• Work instruction:
Where a line in the records holds "potilaita", count it once; return only the final number.

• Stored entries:
● ● ●

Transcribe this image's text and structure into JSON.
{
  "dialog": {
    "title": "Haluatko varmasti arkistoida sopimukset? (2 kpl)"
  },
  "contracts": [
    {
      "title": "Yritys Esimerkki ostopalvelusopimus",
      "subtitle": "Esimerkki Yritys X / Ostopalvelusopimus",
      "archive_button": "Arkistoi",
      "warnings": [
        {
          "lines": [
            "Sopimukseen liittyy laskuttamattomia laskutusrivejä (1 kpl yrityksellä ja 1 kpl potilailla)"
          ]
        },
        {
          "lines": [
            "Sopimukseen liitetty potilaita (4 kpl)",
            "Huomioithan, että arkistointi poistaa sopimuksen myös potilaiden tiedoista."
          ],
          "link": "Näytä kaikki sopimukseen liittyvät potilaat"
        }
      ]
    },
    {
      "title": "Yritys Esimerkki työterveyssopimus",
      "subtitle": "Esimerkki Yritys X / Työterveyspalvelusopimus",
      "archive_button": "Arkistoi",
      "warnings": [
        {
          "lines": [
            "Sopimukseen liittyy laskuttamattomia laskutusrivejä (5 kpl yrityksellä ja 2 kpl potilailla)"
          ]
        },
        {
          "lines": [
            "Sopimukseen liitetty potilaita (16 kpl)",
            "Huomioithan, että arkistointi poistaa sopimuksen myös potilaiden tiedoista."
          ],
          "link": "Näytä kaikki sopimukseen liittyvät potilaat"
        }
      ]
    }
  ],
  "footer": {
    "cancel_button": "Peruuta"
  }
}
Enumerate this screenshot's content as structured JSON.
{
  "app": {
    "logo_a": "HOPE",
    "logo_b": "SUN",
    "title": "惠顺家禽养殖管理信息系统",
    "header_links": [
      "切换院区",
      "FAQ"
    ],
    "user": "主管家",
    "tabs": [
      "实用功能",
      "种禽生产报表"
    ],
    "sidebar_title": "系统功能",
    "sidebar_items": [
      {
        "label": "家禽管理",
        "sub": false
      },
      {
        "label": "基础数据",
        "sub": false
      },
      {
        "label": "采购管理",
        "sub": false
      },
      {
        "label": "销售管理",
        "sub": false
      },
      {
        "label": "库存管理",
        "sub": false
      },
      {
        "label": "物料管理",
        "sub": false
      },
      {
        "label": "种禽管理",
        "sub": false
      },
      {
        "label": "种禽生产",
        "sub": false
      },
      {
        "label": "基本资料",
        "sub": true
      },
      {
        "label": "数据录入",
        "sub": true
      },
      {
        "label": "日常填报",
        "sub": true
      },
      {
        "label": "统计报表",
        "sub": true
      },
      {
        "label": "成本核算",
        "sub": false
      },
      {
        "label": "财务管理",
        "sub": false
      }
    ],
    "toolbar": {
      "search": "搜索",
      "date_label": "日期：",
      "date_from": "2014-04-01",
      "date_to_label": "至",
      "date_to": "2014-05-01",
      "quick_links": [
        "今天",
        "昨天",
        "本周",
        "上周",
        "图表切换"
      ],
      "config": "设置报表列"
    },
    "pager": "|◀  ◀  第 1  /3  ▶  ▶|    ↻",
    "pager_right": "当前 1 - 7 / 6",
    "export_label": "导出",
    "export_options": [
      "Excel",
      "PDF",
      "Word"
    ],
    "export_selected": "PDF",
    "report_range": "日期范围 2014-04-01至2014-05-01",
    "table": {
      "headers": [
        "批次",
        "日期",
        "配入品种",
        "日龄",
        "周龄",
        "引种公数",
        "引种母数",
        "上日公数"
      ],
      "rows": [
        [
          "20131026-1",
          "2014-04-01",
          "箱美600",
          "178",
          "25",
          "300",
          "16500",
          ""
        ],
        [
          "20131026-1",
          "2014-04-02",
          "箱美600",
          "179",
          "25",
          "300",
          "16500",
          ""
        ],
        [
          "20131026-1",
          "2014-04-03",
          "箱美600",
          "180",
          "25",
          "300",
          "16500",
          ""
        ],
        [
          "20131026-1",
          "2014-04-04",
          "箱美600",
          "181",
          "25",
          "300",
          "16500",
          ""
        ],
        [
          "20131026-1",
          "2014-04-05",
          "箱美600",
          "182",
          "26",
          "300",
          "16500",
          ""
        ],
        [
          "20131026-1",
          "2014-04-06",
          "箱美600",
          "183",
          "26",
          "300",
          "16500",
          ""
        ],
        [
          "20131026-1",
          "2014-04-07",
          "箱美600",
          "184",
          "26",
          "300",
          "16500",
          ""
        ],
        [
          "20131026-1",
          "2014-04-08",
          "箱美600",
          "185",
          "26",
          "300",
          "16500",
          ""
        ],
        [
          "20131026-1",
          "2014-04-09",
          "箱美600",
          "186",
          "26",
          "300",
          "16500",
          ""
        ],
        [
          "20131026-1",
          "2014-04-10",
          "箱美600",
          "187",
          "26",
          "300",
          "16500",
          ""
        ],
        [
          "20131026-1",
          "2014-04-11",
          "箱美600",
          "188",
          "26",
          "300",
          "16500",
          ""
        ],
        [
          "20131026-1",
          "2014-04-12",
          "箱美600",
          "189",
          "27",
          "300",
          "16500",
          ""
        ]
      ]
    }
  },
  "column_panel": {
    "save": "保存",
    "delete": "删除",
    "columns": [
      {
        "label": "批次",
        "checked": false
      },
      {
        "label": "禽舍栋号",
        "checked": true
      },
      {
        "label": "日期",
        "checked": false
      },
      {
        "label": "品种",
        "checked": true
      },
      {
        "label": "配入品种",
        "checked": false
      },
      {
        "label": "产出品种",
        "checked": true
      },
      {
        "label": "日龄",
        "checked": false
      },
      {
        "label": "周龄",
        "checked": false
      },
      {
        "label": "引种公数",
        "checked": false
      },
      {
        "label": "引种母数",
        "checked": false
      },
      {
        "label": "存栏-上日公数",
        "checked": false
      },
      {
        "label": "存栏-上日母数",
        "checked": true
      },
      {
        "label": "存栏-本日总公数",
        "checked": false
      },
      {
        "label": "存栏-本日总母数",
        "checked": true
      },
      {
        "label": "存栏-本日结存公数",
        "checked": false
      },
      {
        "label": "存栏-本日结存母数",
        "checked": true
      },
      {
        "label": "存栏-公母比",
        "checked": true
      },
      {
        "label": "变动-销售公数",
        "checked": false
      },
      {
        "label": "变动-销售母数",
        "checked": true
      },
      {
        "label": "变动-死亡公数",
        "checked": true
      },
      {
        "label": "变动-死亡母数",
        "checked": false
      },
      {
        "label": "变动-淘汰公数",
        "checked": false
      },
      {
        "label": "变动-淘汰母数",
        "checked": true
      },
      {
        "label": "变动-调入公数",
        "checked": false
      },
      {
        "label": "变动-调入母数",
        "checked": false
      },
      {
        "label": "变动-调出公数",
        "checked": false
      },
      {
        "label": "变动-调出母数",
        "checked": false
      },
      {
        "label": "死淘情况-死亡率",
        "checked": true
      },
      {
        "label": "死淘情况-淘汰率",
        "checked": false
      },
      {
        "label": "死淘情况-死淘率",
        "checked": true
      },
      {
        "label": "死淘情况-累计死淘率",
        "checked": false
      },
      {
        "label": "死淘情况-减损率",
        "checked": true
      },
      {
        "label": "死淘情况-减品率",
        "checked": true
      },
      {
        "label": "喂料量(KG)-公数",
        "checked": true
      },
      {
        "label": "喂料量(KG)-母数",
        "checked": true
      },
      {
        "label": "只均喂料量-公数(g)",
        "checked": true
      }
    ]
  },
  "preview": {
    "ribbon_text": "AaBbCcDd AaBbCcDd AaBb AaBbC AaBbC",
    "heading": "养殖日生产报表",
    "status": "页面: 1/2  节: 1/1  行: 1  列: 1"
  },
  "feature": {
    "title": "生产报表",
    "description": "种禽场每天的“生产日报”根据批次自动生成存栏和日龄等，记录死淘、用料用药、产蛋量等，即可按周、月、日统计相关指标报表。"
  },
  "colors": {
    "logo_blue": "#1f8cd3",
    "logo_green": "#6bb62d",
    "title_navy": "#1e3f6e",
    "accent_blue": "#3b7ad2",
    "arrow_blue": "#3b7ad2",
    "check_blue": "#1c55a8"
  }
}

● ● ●

• Answer for the task:
2